Battery-powered electric cars accounted for 12.1 per cent of new car sales, compared to 9.1 per cent in 2021 and 1.9 per cent in 2019, the ACEA said.
Sales of electric cars rose 28 per cent last year, with more than 1.1 million vehicles sold, as the EU moves towards a ban on the sale of new petrol and diesel cars by 2035.
The rises were particular strong in Germany, where sales accelerated at the end of the year, just before some purchase incentives fell away.
In Norway, a record 79 per cent of new cars sold last year were electric, as the country aims to ban the sale of new fossil fuel cars by 2025, a decade ahead of the EU's ban.
However, Italian buyers slammed on the brakes, with the sale of electric cars falling by 26.9 per cent.
It was also a solid year for hybrid car sales in the EU, which achieved a market share of 22.6 per cent.
Traditional petrol and diesel-fuelled cars continued to lose ground, but still accounted for just over half of EU new car sales in 2022 at 52.8 per cent.
Luca de Meo, ACEA president and chief executive of French car maker Renault, said the industry was “moving fast”.
But he added that more public charging points were needed in Europe.
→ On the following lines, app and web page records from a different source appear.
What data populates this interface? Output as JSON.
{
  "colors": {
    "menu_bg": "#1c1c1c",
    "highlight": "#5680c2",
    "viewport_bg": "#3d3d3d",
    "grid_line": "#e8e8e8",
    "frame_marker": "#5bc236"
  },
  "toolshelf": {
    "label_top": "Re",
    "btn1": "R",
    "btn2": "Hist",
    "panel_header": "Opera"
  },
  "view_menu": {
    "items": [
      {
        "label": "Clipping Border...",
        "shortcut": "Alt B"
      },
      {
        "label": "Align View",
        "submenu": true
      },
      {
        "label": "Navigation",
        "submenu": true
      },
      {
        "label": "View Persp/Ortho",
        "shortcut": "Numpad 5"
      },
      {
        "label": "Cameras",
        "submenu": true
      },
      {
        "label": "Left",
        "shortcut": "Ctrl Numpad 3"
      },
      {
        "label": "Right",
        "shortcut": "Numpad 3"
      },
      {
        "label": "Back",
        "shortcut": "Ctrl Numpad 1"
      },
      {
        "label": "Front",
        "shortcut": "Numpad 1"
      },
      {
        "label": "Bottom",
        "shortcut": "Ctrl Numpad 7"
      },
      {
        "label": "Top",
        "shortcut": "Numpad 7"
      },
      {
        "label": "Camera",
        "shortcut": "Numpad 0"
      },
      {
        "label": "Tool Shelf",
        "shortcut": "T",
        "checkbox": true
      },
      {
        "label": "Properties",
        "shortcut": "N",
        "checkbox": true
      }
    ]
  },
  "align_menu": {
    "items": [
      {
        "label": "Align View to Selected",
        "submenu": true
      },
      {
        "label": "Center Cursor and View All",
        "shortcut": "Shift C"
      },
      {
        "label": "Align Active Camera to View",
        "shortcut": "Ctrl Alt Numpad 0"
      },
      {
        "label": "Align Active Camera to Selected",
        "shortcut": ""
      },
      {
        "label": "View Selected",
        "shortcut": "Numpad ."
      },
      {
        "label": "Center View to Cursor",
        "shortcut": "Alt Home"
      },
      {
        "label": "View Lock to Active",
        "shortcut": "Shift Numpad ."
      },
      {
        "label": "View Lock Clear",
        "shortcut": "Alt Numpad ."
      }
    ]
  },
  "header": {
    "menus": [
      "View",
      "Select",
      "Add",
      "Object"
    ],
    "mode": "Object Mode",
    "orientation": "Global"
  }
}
Currently, 2,000 are being constructed a week, but in order to ensure the EU's electric-driven future, that weekly figure needs to be at least 14,000, he said.
“Despite many announcements and recent progress, infrastructure development is lagging behind the industry efforts,” said Mr de Meo.
The EU will need 3.4 million charging points by 2030, according to a report by consulting firm McKinsey.
China drives ahead
Much of the spark for the global growth in electric cars comes from China, where incentives for consumers helped double sales in 2022.
But, experts said such a pace of sales improvements would be difficult to sustain.
“China's BEV [battery electric vehicle] growth will moderate in 2023, after a meteoric rise in 2022 of more than 100 per cent year-on-year,” said Al Bedwell, director of Global Powertrain at LMC Automotive.
“The country's slowing economy and unavoidable retail price increases will dampen Chinese BEV and plug-in hybrid demand, though much volume will still be added.”
In North America, electric cars could represent seven per cent of the market this year, with 1.3 million vehicles sold, according to research by LMC Automotive.
The US is giving its electric car industry a major boost with a $370 billion green energy bill that includes tax cuts for electric cars and batteries made in the country.
One in eight cars sold worldwide this year could be electric.